A bō (棒: ぼう), joong bong (Korean), bang (Chinese), or kun (Okinawan) is a piece of wood of varying lengths staff weapon used in Okinawa. Bō are typically around 1.8 m (71 in) and used in Okinawan martial arts, while being adopted into Japanese arts such particular bōjutsu. Other staff-related weapons are the jō, which is 1.2 m (47 in) long, and the hanbō (half bō, known as tahn bong in Korea), which is 90 cm (35 in) long.
The Japanese martial art of wielding the bō is bōjutsu. The basis of bō technique is te, or hand, techniques derived from quanfa and other martial arts that reached Okinawa via trade and Chinese monks. Thrusting, swinging, and striking techniques often resemble empty-hand movements, following the philosophy that the bō is merely an "extension of one’s limbs". Consequently, bōjutsu is often incorporated into other styles of empty hand fighting, such as karate. The "bō" is also used as a spear and long sword in some of its motions, such as upward swing and slashing motion across the body as well as extensions by gripping one end and thus increasing its length as thus making it similar to a spear.

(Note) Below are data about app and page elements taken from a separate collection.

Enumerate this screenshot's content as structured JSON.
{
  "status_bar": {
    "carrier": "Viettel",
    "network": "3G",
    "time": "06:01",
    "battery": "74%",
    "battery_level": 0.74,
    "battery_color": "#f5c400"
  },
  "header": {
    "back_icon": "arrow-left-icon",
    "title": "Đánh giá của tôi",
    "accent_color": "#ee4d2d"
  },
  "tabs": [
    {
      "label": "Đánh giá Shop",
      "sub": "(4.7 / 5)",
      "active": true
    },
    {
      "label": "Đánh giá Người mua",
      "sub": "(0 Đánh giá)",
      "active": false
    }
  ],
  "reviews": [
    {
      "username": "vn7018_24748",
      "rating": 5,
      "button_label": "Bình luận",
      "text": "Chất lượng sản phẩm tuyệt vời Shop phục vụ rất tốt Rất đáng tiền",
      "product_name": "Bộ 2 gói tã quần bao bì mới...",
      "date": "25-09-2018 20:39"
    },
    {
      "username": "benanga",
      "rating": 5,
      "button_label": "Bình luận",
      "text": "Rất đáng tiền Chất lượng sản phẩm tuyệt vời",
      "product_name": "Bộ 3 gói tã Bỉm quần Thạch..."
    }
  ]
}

The bō is typically gripped in thirds, and when held horizontally in front, the right palm is facing away from the body and the left hand is facing the body, enabling the staff to rotate. The power is generated by the back hand pulling the staff, while the front hand is used for guidance. Bōtechnique includes a wide variety of blocks, strikes, sweeps, and entrapments.